Work task –
Your answer must be every line of the data that holds the string "JSON".

Records provided –
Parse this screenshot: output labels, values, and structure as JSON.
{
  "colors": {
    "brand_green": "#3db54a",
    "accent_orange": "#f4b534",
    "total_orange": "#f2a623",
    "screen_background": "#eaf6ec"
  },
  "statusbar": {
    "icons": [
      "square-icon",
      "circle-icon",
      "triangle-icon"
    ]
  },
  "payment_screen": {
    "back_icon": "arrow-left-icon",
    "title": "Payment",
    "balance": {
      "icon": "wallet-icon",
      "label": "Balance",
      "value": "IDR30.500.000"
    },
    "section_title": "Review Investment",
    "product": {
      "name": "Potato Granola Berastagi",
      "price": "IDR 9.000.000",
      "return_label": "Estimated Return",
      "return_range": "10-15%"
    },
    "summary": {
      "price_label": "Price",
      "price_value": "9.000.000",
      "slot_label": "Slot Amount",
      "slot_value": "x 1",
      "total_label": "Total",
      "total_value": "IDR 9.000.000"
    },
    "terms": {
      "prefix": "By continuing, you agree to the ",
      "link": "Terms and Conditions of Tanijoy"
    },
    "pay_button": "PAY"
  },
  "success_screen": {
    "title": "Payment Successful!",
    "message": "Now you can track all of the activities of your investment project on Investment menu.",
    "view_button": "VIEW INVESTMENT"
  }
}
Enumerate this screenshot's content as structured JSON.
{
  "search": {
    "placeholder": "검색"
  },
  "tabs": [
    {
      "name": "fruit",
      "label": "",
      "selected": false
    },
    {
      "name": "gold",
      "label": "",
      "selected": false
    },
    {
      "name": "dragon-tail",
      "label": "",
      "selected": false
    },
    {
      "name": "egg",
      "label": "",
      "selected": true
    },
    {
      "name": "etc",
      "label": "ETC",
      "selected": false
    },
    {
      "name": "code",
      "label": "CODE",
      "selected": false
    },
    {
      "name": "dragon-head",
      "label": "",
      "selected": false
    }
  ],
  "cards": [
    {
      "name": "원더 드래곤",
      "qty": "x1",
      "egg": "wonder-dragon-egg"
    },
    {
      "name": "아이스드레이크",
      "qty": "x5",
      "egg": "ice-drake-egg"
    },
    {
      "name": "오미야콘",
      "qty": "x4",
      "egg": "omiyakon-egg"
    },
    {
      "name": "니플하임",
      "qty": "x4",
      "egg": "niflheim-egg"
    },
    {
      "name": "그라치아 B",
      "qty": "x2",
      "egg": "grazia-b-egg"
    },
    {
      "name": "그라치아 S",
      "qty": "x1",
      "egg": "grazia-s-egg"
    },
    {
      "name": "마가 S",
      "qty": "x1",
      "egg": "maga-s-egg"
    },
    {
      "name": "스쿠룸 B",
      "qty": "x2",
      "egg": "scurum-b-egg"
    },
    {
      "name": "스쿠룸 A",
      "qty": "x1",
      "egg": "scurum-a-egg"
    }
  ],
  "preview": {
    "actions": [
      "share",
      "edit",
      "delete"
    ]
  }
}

Result of this task –
Parse this screenshot: output labels, values, and structure as JSON.
Enumerate this screenshot's content as structured JSON.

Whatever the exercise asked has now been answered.